BEXAR COUNTY, Tex. (Texas News Radio) — Texas Attorney General Ken Paxton is telling three counties and two cities they need to fix their local coronavirus orders because they are out of line with the state’s.
Paxton’s office sent three letters Tuesday — one to Bexar County and San Antonio Mayor Ron Nirenberg, a second to Travis County and Austin Mayor Steve Adler, and a third to Dallas County.
“Unfortunately, a few Texas counties and cities seem to have confused recommendations with requirements and have grossly exceeded state law to impose their own will on private citizens and businesses. These letters seek to avoid any public confusion as we reopen the state,” said Attorney General Paxton. “I trust that local officials will act quickly to correct any orders that unlawfully conflict with Texas law and Governor Abbott’s Executive Orders.”
Each letter pinpoints specific issues the office has with each county’s orders.
Among the common threads in all three letters were the following:
Paxton’s office took issue with five parts of the county and city orders: houses of worship, essential businesses and reopened businesses, masks, shelter-in-place, and criminal offense. Some of the details are listed above, shared with the other counties.
The attorney general’s office said Bexar County is unlawfully restricting businesses deemed to be “essential” and “reopened” from operating as permitted under the governor’s orders. As an example, the office said the county and city order mandates these businesses must provide masks to employees.
On criminal offenses for violating orders, the attorney general had two issues. First, the punishment of confinement is no longer permitted. Additionally, the office said the city and county’s $2,000 fine for violating is not legal, as the state’s fine for such a violation is $1,000.
Paxton’s office had a few more issues with officials in the capital region — seven in total: houses of worship, essential businesses and reopened businesses, contact-tracing, masks, shelter-in-place, criminal offense, and communications. Some of the topics are shared with other counties and listed above.
The attorney general’s office said Travis County and Austin are out of line for mandating how houses of worship operate. Among the restrictions highlighted by the office were employment decisions based on sexual orientation, withholding people from giving or receiving essential services unless social distancing and face-covering orders were followed, creating a disease response plan, and canceling in-person meetings. Paxton’s office said these orders restrict essential services and is thus not enforceable.
The office said the city and county are preventing some essential businesses from operating, which contradicts the state’s order, which supersedes the local orders.
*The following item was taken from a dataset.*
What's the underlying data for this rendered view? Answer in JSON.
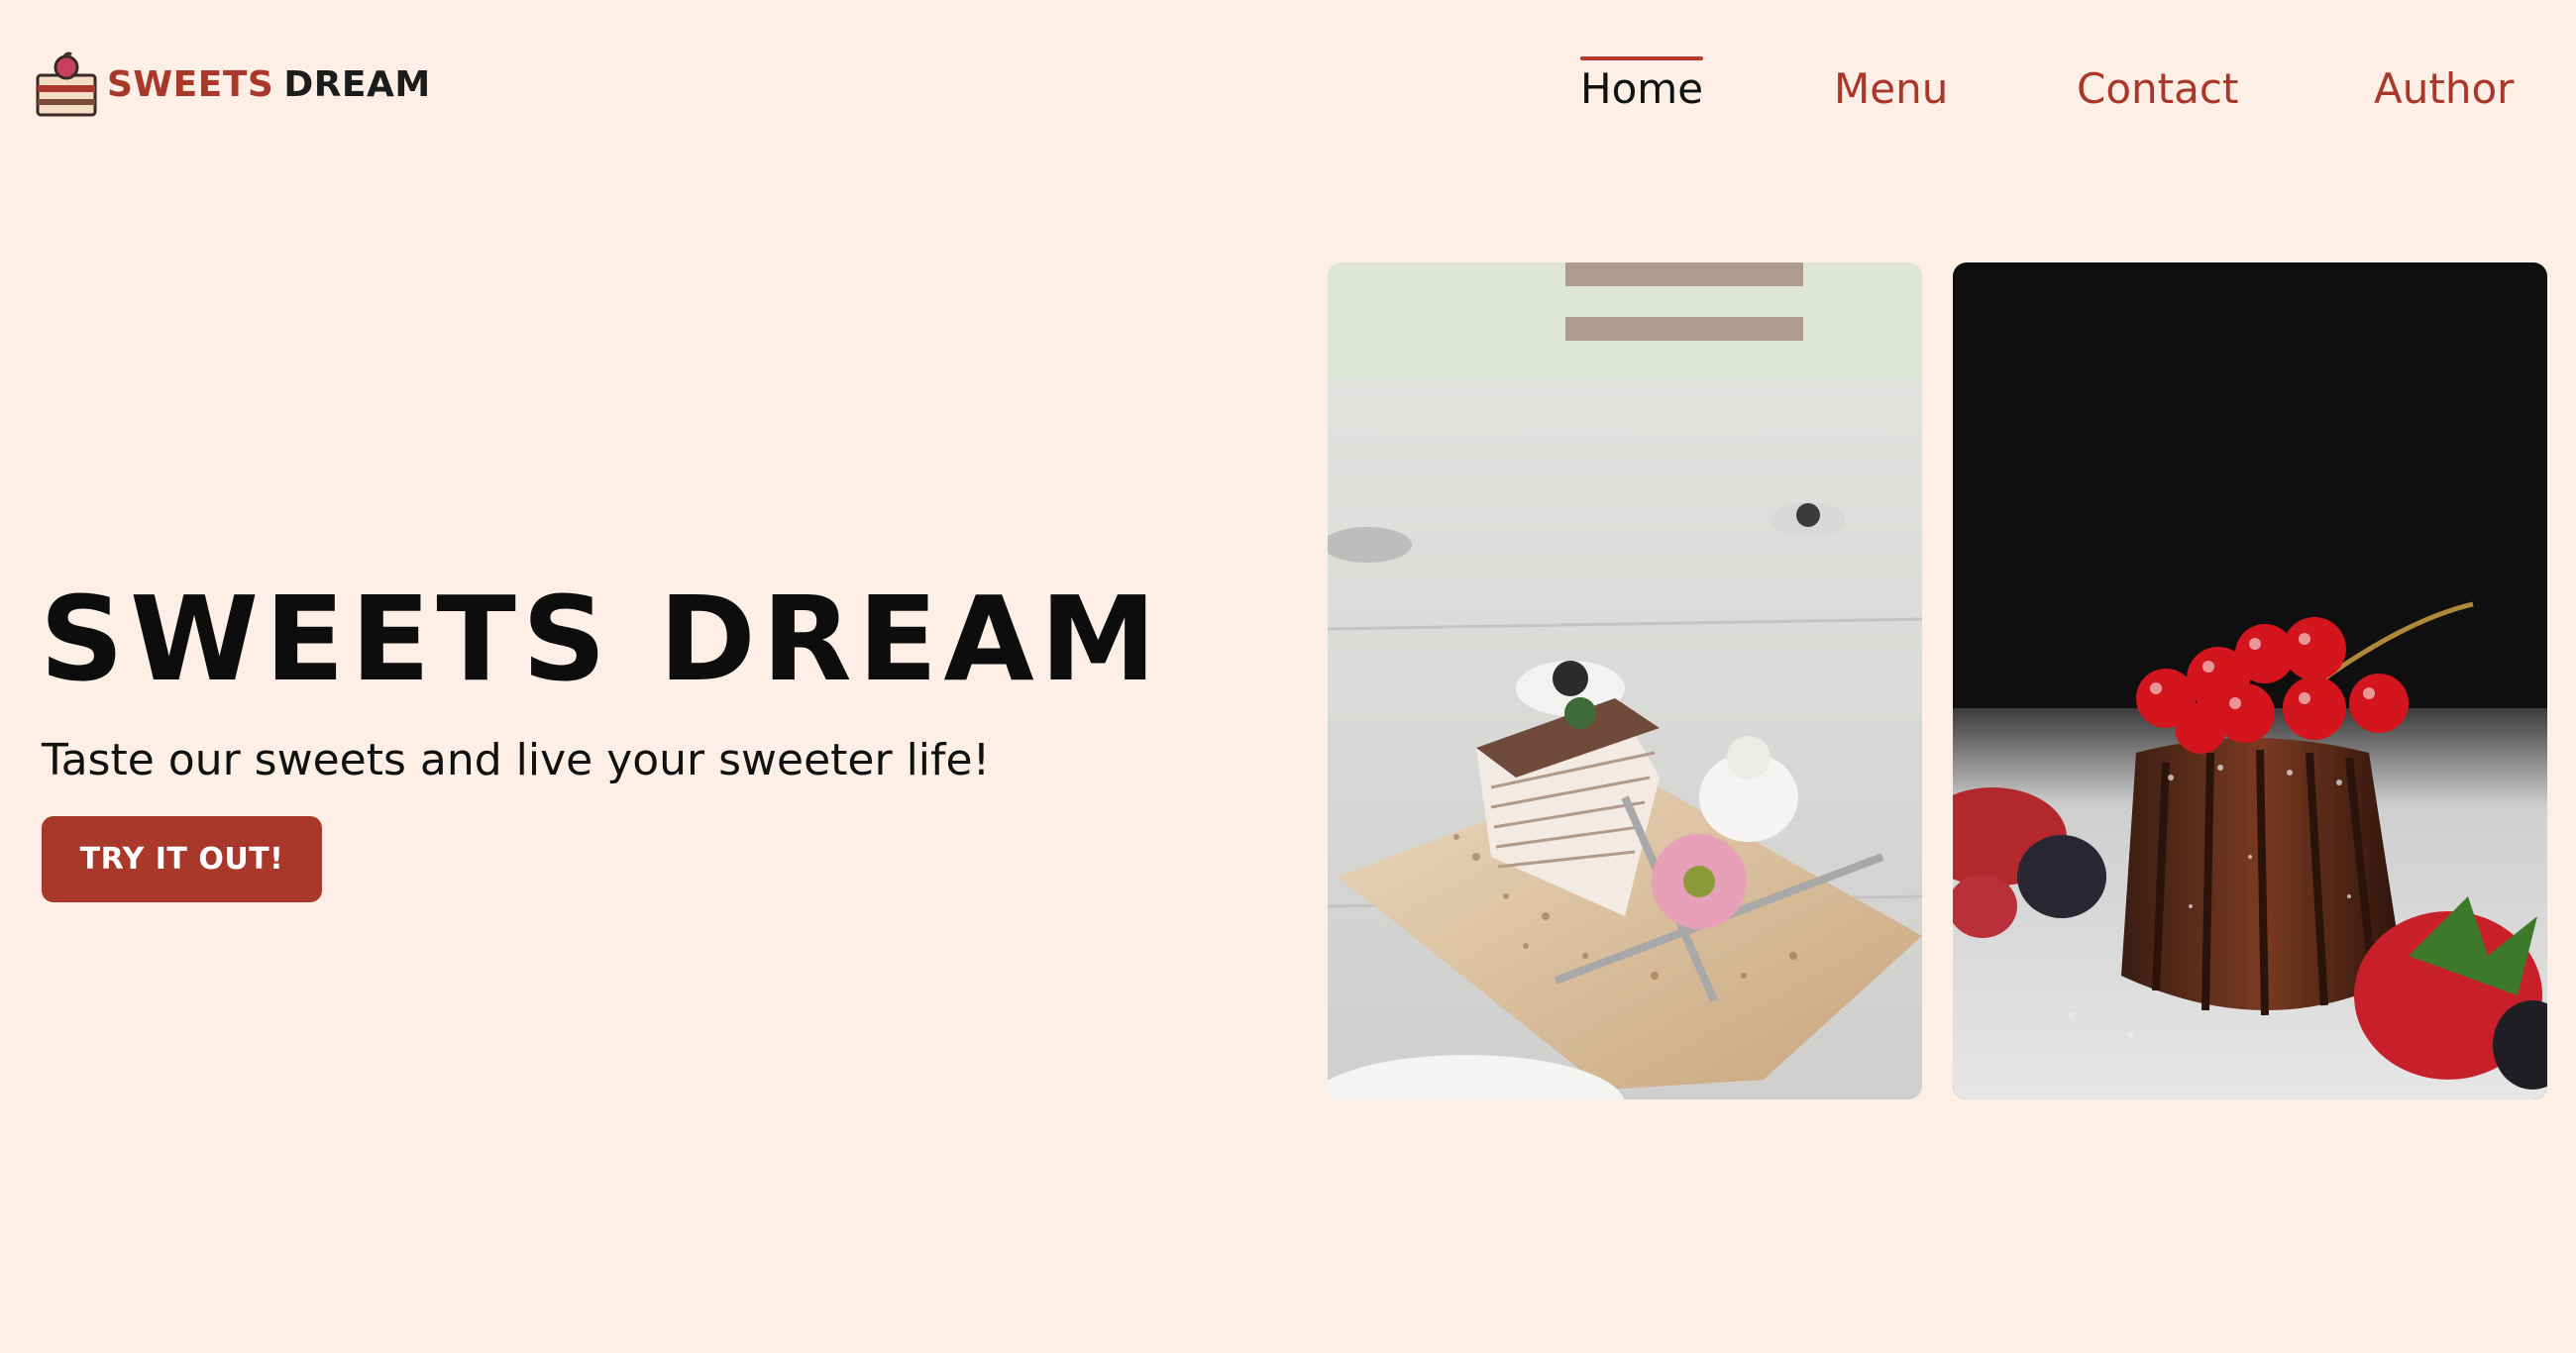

Paxton’s office expressed concern about Austin’s contact-tracing plan to “encourage” restaurants to keep track of everyone who dined at these restaurants, including when they visited and their contact information. While it is a recommendation, the attorney general’s office called it “Orwellian” because it threatens restaurants who choose not to comply by releasing their names and there are privacy concerns of private citizens. The office said these orders are invalid.
Also like Bexar County, the attorney general took issue with Travis County’s shelter-in-place order, saying it cannot be mandatory. However, Austin’s order also bans all non-essential travel. The office said it is likely both the Texas and United States constitutions prohibit a city from banning entry or exit into or out of it. It said these orders are unenforceable.
Paxton’s office took issue with the county’s order to impose a criminal penalty for violating the state’s orders. The city and county attempted to impose a 180-day jail sentence for violators, which the attorney general’s office said is invalid.
The office said Travis County and the City of Austin are not communicating with the public clearly by conflating a recommendation with a mandate or requirement. The two are not the same, but the order does not make it clear. The attorney general’s office is asking the county and city to clarify those portions of the order.
The attorney general’s office had four areas of concern with Dallas County: houses of worship, essential businesses and reopened businesses, masks, and shelter-in-place. Some of the issues are shared with the other counties and listed above.
One unique issue Paxton’s office had with Dallas County was with its restrictions on certain businesses the state says are essential services. The attorney general’s office took issue with the county saying law offices are not considered to be an essential business. That, the attorney general’s office said, is not valid. Additionally, essential services that do not follow CDC recommendations are removed from that list under the county’s orders. The office said local government cannot tell a essential business they are not an essential business because of a violation.